- What this task involves:
In the listing below, pick out lines with "Minute".

● ● ● ●

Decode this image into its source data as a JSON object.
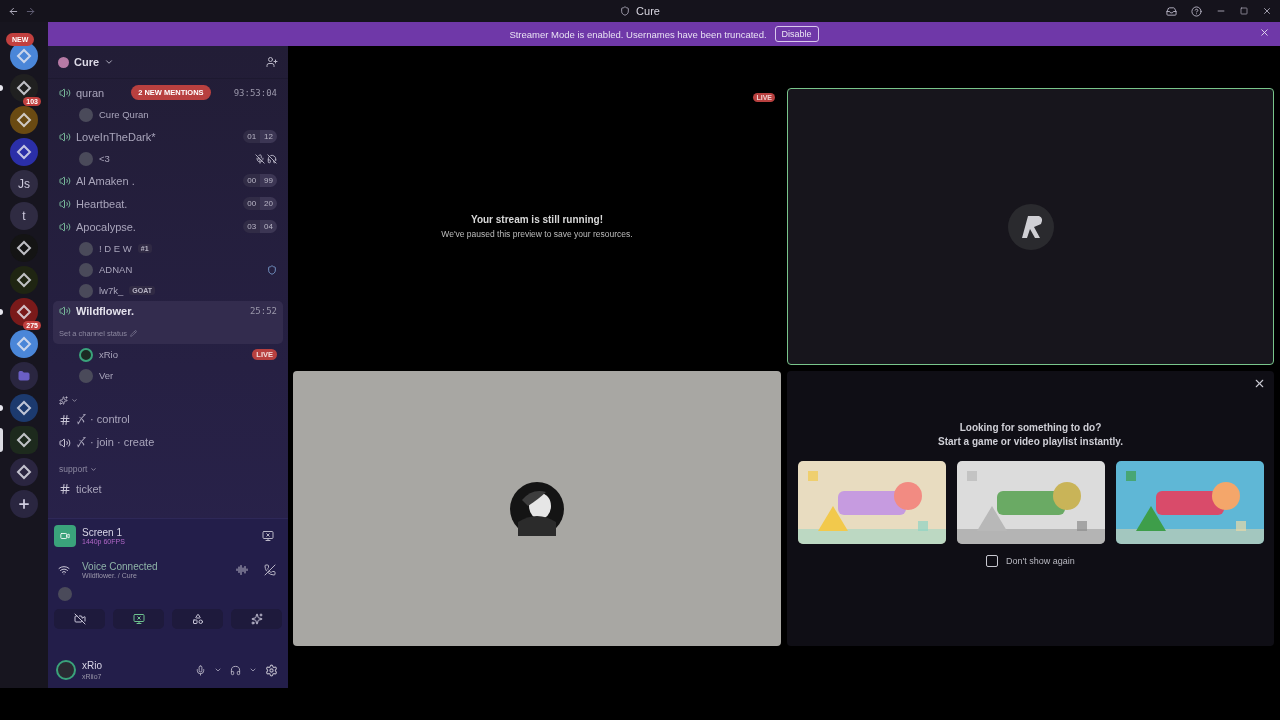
{
  "title_bar": {
    "title": "Cure"
  },
  "banner": {
    "message": "Streamer Mode is enabled. Usernames have been truncated.",
    "button": "Disable"
  },
  "servers": [
    {
      "kind": "logo",
      "color": "#4a86d8",
      "selected": false,
      "unread": false,
      "badge": {
        "kind": "pill",
        "text": "NEW"
      }
    },
    {
      "kind": "logo",
      "color": "#202020",
      "selected": false,
      "unread": true,
      "badge": {
        "kind": "count",
        "text": "103"
      }
    },
    {
      "kind": "logo",
      "color": "#6a4a12",
      "selected": false,
      "unread": false
    },
    {
      "kind": "logo",
      "color": "#2b2fa8",
      "selected": false,
      "unread": false
    },
    {
      "kind": "letters",
      "label": "Js",
      "selected": false,
      "unread": false
    },
    {
      "kind": "letters",
      "label": "t",
      "selected": false,
      "unread": false
    },
    {
      "kind": "logo",
      "color": "#141414",
      "selected": false,
      "unread": false
    },
    {
      "kind": "logo",
      "color": "#1f2512",
      "selected": false,
      "unread": false
    },
    {
      "kind": "logo",
      "color": "#7a1a1a",
      "selected": false,
      "unread": true,
      "badge": {
        "kind": "count",
        "text": "275"
      }
    },
    {
      "kind": "logo",
      "color": "#4a86d8",
      "selected": false,
      "unread": false
    },
    {
      "kind": "folder",
      "selected": false,
      "unread": false
    },
    {
      "kind": "logo",
      "color": "#1c3a6e",
      "selected": false,
      "unread": true
    },
    {
      "kind": "logo",
      "color": "#1d2a1d",
      "selected": true,
      "unread": false
    },
    {
      "kind": "logo",
      "color": "#2a2540",
      "selected": false,
      "unread": false
    },
    {
      "kind": "add",
      "selected": false,
      "unread": false
    }
  ],
  "server_header": {
    "name": "Cure"
  },
  "voice_channels": [
    {
      "name": "quran",
      "selected": false,
      "mention": "2 NEW MENTIONS",
      "timer": "93:53:04",
      "members": [
        {
          "name": "Cure Quran",
          "live": false,
          "muted": false,
          "deafened": false,
          "has_activity": false
        }
      ]
    },
    {
      "name": "LoveInTheDark*",
      "selected": false,
      "counts": [
        "01",
        "12"
      ],
      "members": [
        {
          "name": "<3",
          "live": false,
          "muted": true,
          "deafened": true,
          "has_activity": false
        }
      ]
    },
    {
      "name": "Al Amaken .",
      "selected": false,
      "counts": [
        "00",
        "99"
      ]
    },
    {
      "name": "Heartbeat.",
      "selected": false,
      "counts": [
        "00",
        "20"
      ]
    },
    {
      "name": "Apocalypse.",
      "selected": false,
      "counts": [
        "03",
        "04"
      ],
      "members": [
        {
          "name": "! D E W",
          "tag": "#1",
          "live": false,
          "muted": false,
          "deafened": false,
          "has_activity": false
        },
        {
          "name": "ADNAN",
          "live": false,
          "muted": false,
          "deafened": false,
          "has_activity": true
        },
        {
          "name": "lw7k_",
          "tag": "GOAT",
          "live": false,
          "muted": false,
          "deafened": false,
          "has_activity": false
        }
      ]
    },
    {
      "name": "Wildflower.",
      "selected": true,
      "timer": "25:52",
      "status": "Set a channel status",
      "members": [
        {
          "name": "xRio",
          "live": true,
          "live_label": "LIVE",
          "muted": false,
          "deafened": false,
          "has_activity": false
        },
        {
          "name": "Ver",
          "live": false,
          "muted": false,
          "deafened": false,
          "has_activity": false
        }
      ]
    }
  ],
  "categories": [
    {
      "kind": "icon",
      "expanded": true,
      "channels": [
        {
          "kind": "text",
          "name": "〆 · control"
        },
        {
          "kind": "voice",
          "name": "〆 · join · create"
        }
      ]
    },
    {
      "kind": "text",
      "name": "support",
      "expanded": true,
      "channels": [
        {
          "kind": "text",
          "name": "ticket"
        }
      ]
    }
  ],
  "stream_card": {
    "title": "Screen 1",
    "quality": "1440p 60FPS"
  },
  "voice_status": {
    "title": "Voice Connected",
    "location": "Wildflower. / Cure"
  },
  "user": {
    "name": "xRio",
    "status": "xRiio7",
    "mic_muted": false,
    "deafened": false
  },
  "stream_preview": {
    "title": "Your stream is still running!",
    "subtitle": "We've paused this preview to save your resources.",
    "badge": "LIVE"
  },
  "tiles": [
    {
      "kind": "logo",
      "focused": true
    },
    {
      "kind": "avatar",
      "focused": false
    }
  ],
  "activity_panel": {
    "heading": "Looking for something to do?",
    "subheading": "Start a game or video playlist instantly.",
    "opt_out": {
      "label": "Don't show again",
      "checked": false
    }
  }
}
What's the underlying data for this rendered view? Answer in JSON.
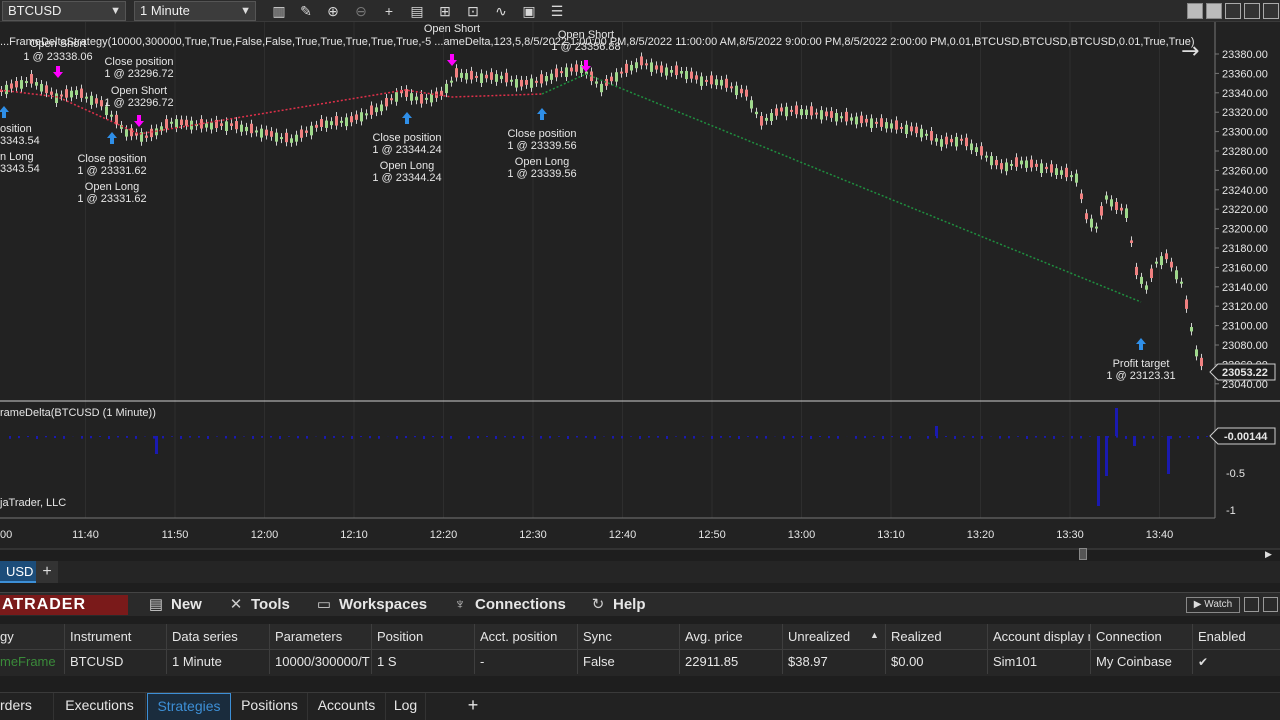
{
  "toolbar": {
    "instrument": "BTCUSD",
    "interval": "1 Minute",
    "icons": [
      "bar-type-icon",
      "pencil-icon",
      "zoom-in-icon",
      "zoom-out-icon",
      "crosshair-icon",
      "data-box-icon",
      "properties-icon",
      "strategy-icon",
      "indicator-icon",
      "template-icon",
      "list-icon"
    ]
  },
  "chart": {
    "strategy_label": "...FrameDeltaStrategy(10000,300000,True,True,False,False,True,True,True,True,True,-5 ...ameDelta,123,5,8/5/2022 1:00:00 PM,8/5/2022 11:00:00 AM,8/5/2022 9:00:00 PM,8/5/2022 2:00:00 PM,0.01,BTCUSD,BTCUSD,BTCUSD,0.01,True,True)",
    "indicator_label": "rameDelta(BTCUSD (1 Minute))",
    "copyright": "jaTrader, LLC",
    "current_price": "23053.22",
    "indicator_value": "-0.00144",
    "price_ticks": [
      "23380.00",
      "23360.00",
      "23340.00",
      "23320.00",
      "23300.00",
      "23280.00",
      "23260.00",
      "23240.00",
      "23220.00",
      "23200.00",
      "23180.00",
      "23160.00",
      "23140.00",
      "23120.00",
      "23100.00",
      "23080.00",
      "23060.00",
      "23040.00"
    ],
    "indicator_ticks": [
      "0",
      "-0.5",
      "-1"
    ],
    "time_ticks": [
      "00",
      "11:40",
      "11:50",
      "12:00",
      "12:10",
      "12:20",
      "12:30",
      "12:40",
      "12:50",
      "13:00",
      "13:10",
      "13:20",
      "13:30",
      "13:40"
    ],
    "annotations": {
      "open_short_a": "Open Short",
      "price_a": "1 @ 23338.06",
      "close_pos_b": "Close position",
      "price_b": "1 @ 23296.72",
      "open_short_b": "Open Short",
      "price_b2": "1 @ 23296.72",
      "close_pos_left": "osition",
      "price_left": "3343.54",
      "open_long_left": "n Long",
      "price_left2": "3343.54",
      "close_pos_c": "Close position",
      "price_c": "1 @ 23331.62",
      "open_long_c": "Open Long",
      "price_c2": "1 @ 23331.62",
      "close_pos_d": "Close position",
      "price_d": "1 @ 23344.24",
      "open_long_d": "Open Long",
      "price_d2": "1 @ 23344.24",
      "open_short_e": "Open Short",
      "price_e": "1 @ 23344.24",
      "close_pos_f": "Close position",
      "price_f": "1 @ 23339.56",
      "open_long_f": "Open Long",
      "price_f2": "1 @ 23339.56",
      "open_short_g": "Open Short",
      "price_g": "1 @ 23356.88",
      "profit_target": "Profit target",
      "price_pt": "1 @ 23123.31"
    }
  },
  "chart_tab": "USD",
  "menubar": {
    "brand": "ATRADER",
    "items": [
      {
        "label": "New",
        "icon": "new-icon"
      },
      {
        "label": "Tools",
        "icon": "tools-icon"
      },
      {
        "label": "Workspaces",
        "icon": "workspaces-icon"
      },
      {
        "label": "Connections",
        "icon": "connections-icon"
      },
      {
        "label": "Help",
        "icon": "help-icon"
      }
    ],
    "watch_label": "Watch"
  },
  "grid": {
    "columns": [
      "gy",
      "Instrument",
      "Data series",
      "Parameters",
      "Position",
      "Acct. position",
      "Sync",
      "Avg. price",
      "Unrealized",
      "Realized",
      "Account display n",
      "Connection",
      "Enabled"
    ],
    "rows": [
      {
        "strategy": "meFrame",
        "instrument": "BTCUSD",
        "data_series": "1 Minute",
        "parameters": "10000/300000/T",
        "position": "1 S",
        "acct_position": "-",
        "sync": "False",
        "avg_price": "22911.85",
        "unrealized": "$38.97",
        "realized": "$0.00",
        "account": "Sim101",
        "connection": "My Coinbase",
        "enabled": "✔"
      }
    ]
  },
  "bottom_tabs": [
    "rders",
    "Executions",
    "Strategies",
    "Positions",
    "Accounts",
    "Log"
  ],
  "colors": {
    "up_candle": "#9fd88c",
    "down_candle": "#f08080",
    "short_arrow": "#ff00ff",
    "long_arrow": "#2f8fe8",
    "brand": "#7a1a1a",
    "accent": "#3d8fd6"
  }
}
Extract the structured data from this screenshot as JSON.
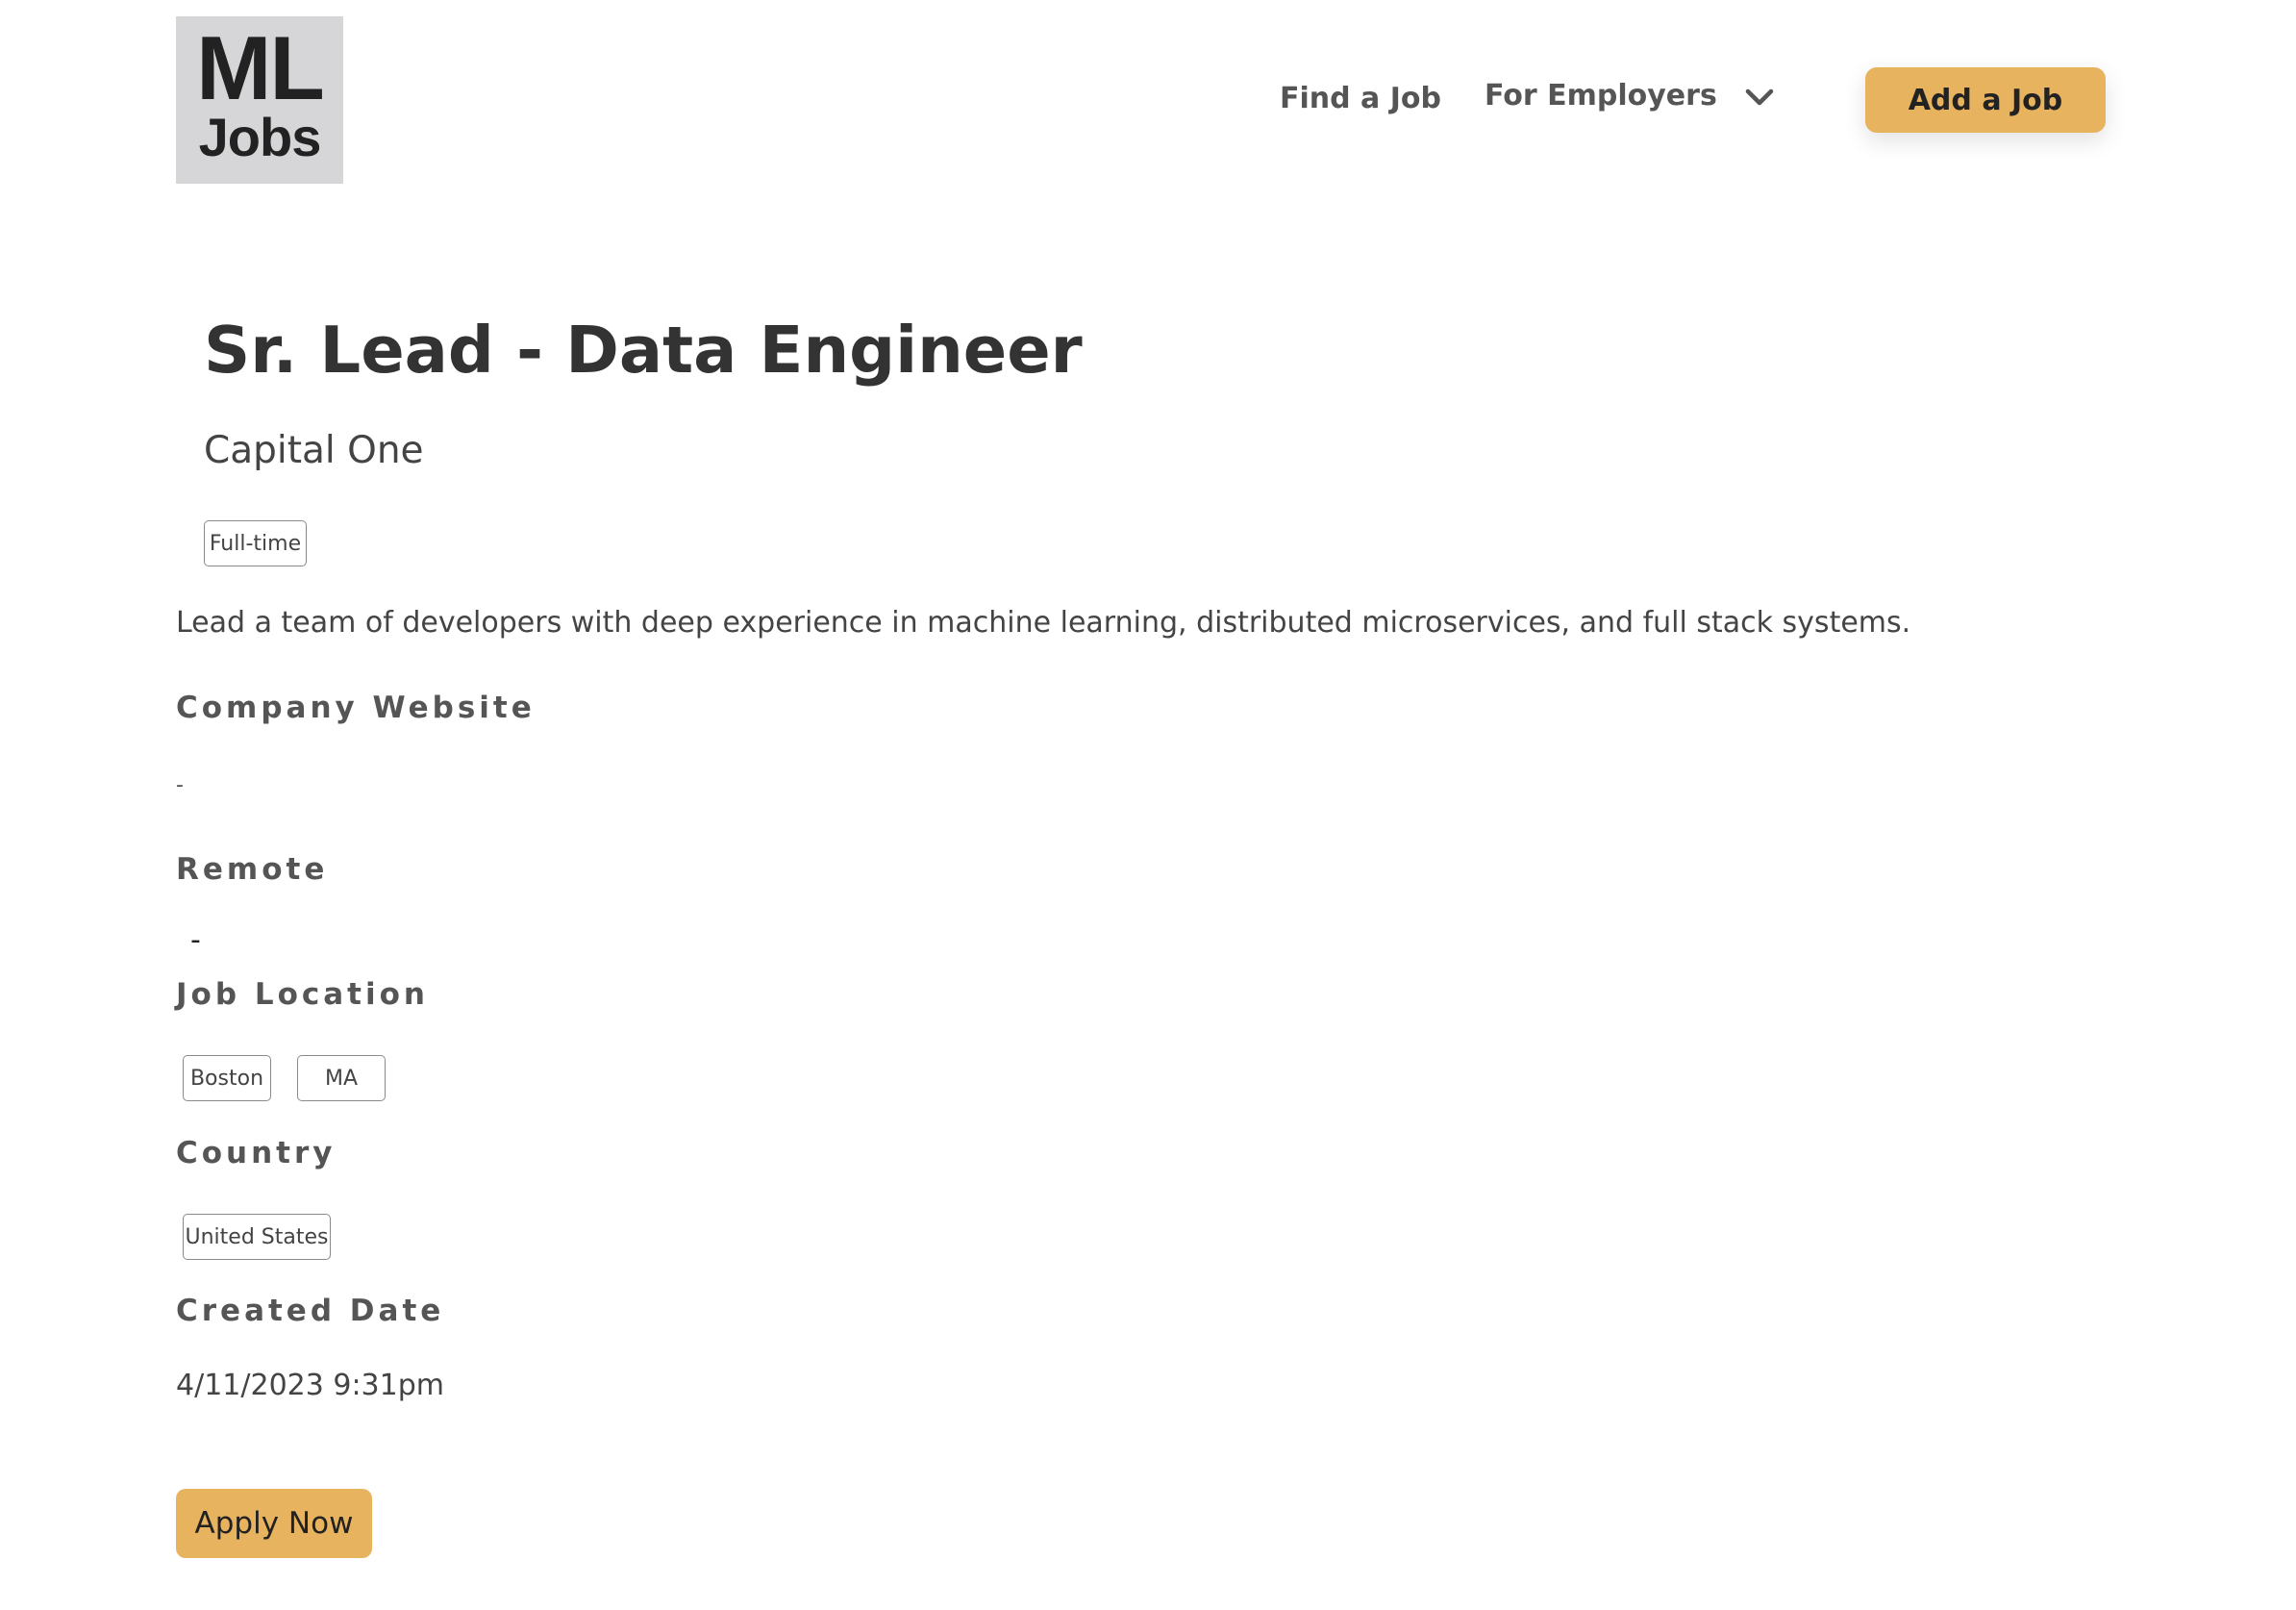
{
  "header": {
    "logo": {
      "line1": "ML",
      "line2": "Jobs"
    },
    "nav": {
      "find_job": "Find a Job",
      "for_employers": "For Employers"
    },
    "add_job_label": "Add a Job"
  },
  "icons": {
    "employers_dropdown": "chevron-down-icon"
  },
  "colors": {
    "accent": "#e8b35f",
    "logo_bg": "#d6d6d8"
  },
  "job": {
    "title": "Sr. Lead - Data Engineer",
    "company": "Capital One",
    "employment_type": "Full-time",
    "description": "Lead a team of developers with deep experience in machine learning, distributed microservices, and full stack systems.",
    "company_website": {
      "label": "Company Website",
      "value": "-"
    },
    "remote": {
      "label": "Remote",
      "value": "-"
    },
    "job_location": {
      "label": "Job Location",
      "city": "Boston",
      "state": "MA"
    },
    "country": {
      "label": "Country",
      "value": "United States"
    },
    "created_date": {
      "label": "Created Date",
      "value": "4/11/2023 9:31pm"
    },
    "apply_label": "Apply Now"
  }
}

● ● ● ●

- Written reply:
    "interval": "1 Minute",
    "indicator_label": "rameDelta(BTCUSD (1 Minute))",
        "data_series": "1 Minute",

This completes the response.